`I'm awfully glad if it doesn't matter,' he said; `if there's no real harm
She looked back at him, with her fine blue eyes, and signalled full into his
spirit, as she said, her voice ringing with intimacy almost caressive now it was
addressed to him:
`Of course, it doesn't matter in the least.'
The bond was established between them, in that look, in her tone. In her
tone, she made the understanding clear they were of the same kind, he and
she, a sort of diabolic freemasonry subsisted between them. Henceforward, she
knew, she had her power over him. Wherever they met, they would be secretly
associated. And he would be helpless in the association with her. Her soul
`Good-bye! I'm so glad you forgive me. Gooood-bye!'
Hermione sang her farewell, and waved her hand. Gerald automatically took the
oar and pushed off. But he was looking all the time, with a glimmering, subtly-
smiling admiration in his eyes, at Gudrun, who stood on the shoal shaking the
wet book in her hand. She turned away and ignored the receding boat. But Gerald
looked back as he rowed, beholding her, forgetting what he was doing.
`Aren't we going too much to the left?' sang Hermione, as she sat ignored
under her coloured parasol.
Gerald looked round without replying, the oars balanced and glancing in the
`I think it's all right,' he said good-humouredly, beginning to row again

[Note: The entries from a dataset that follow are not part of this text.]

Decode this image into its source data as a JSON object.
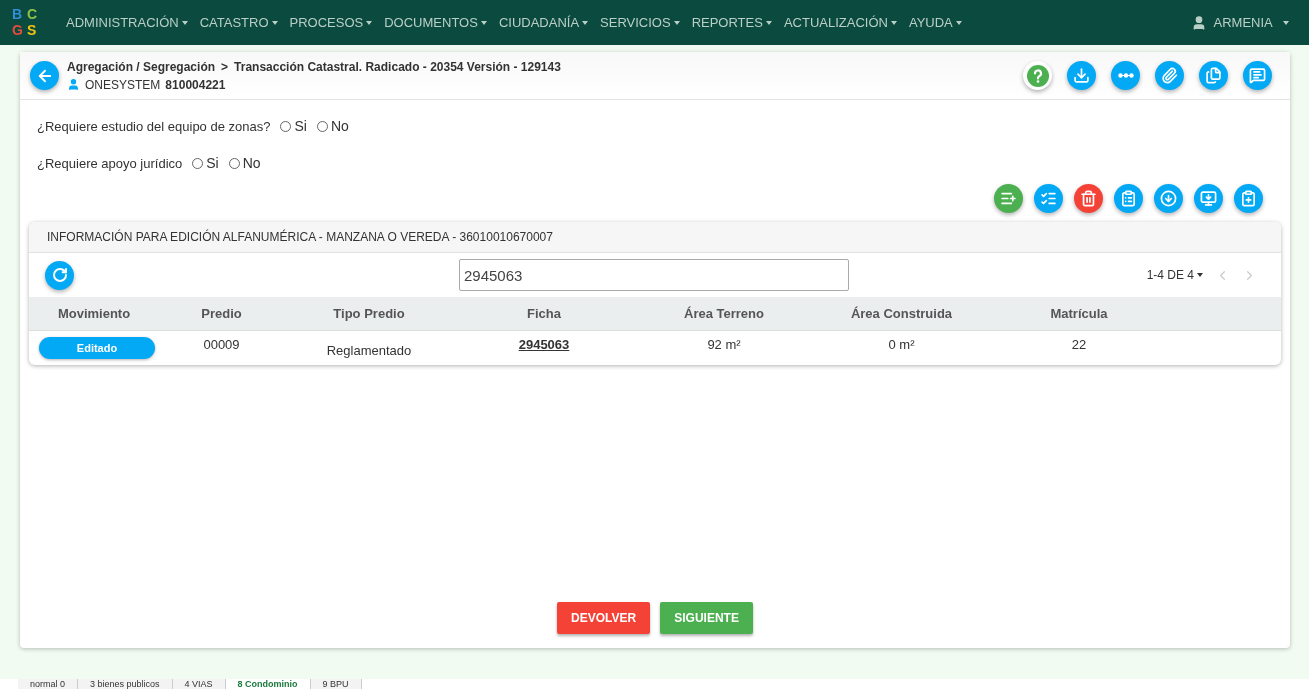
{
  "navbar": {
    "logo": [
      "B",
      "C",
      "G",
      "S"
    ],
    "menus": [
      {
        "label": "ADMINISTRACIÓN"
      },
      {
        "label": "CATASTRO"
      },
      {
        "label": "PROCESOS"
      },
      {
        "label": "DOCUMENTOS"
      },
      {
        "label": "CIUDADANÍA"
      },
      {
        "label": "SERVICIOS"
      },
      {
        "label": "REPORTES"
      },
      {
        "label": "ACTUALIZACIÓN"
      },
      {
        "label": "AYUDA"
      }
    ],
    "user": "ARMENIA"
  },
  "header": {
    "breadcrumb": [
      "Agregación / Segregación",
      "Transacción Catastral. Radicado - 20354 Versión - 129143"
    ],
    "breadcrumb_separator": ">",
    "owner_name": "ONESYSTEM",
    "owner_id": "810004221",
    "actions": [
      {
        "kind": "help",
        "color": "#4caf50"
      },
      {
        "kind": "download",
        "color": "#03a9f4"
      },
      {
        "kind": "more",
        "color": "#03a9f4"
      },
      {
        "kind": "attach",
        "color": "#03a9f4"
      },
      {
        "kind": "copy",
        "color": "#03a9f4"
      },
      {
        "kind": "comment",
        "color": "#03a9f4"
      }
    ]
  },
  "questions": [
    {
      "label": "¿Requiere estudio del equipo de zonas?",
      "options": [
        {
          "label": "Si",
          "selected": false
        },
        {
          "label": "No",
          "selected": false
        }
      ]
    },
    {
      "label": "¿Requiere apoyo jurídico",
      "options": [
        {
          "label": "Si",
          "selected": false
        },
        {
          "label": "No",
          "selected": false
        }
      ]
    }
  ],
  "tools": [
    {
      "kind": "list-add",
      "color": "#4caf50"
    },
    {
      "kind": "list-check",
      "color": "#03a9f4"
    },
    {
      "kind": "delete",
      "color": "#f44336"
    },
    {
      "kind": "clipboard",
      "color": "#03a9f4"
    },
    {
      "kind": "circle-down",
      "color": "#03a9f4"
    },
    {
      "kind": "monitor-down",
      "color": "#03a9f4"
    },
    {
      "kind": "clipboard-add",
      "color": "#03a9f4"
    }
  ],
  "table": {
    "title": "INFORMACIÓN PARA EDICIÓN ALFANUMÉRICA - MANZANA O VEREDA - 36010010670007",
    "search_value": "2945063",
    "pagination": "1-4 DE 4",
    "columns": [
      "Movimiento",
      "Predio",
      "Tipo Predio",
      "Ficha",
      "Área Terreno",
      "Área Construida",
      "Matrícula"
    ],
    "rows": [
      {
        "movimiento": "Editado",
        "predio": "00009",
        "tipo_predio": "Reglamentado",
        "ficha": "2945063",
        "area_terreno": "92 m²",
        "area_construida": "0 m²",
        "matricula": "22"
      }
    ]
  },
  "buttons": [
    {
      "label": "DEVOLVER",
      "color": "#f44336"
    },
    {
      "label": "SIGUIENTE",
      "color": "#4caf50"
    }
  ],
  "sheet_tabs": [
    {
      "label": "normal 0",
      "selected": false
    },
    {
      "label": "3 bienes publicos",
      "selected": false
    },
    {
      "label": "4 VIAS",
      "selected": false
    },
    {
      "label": "8 Condominio",
      "selected": true
    },
    {
      "label": "9 BPU",
      "selected": false
    }
  ]
}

without thinking of what he was doing. And Hermione disliked him extremely for
his good-humoured obliviousness, she was nullified, she could not regain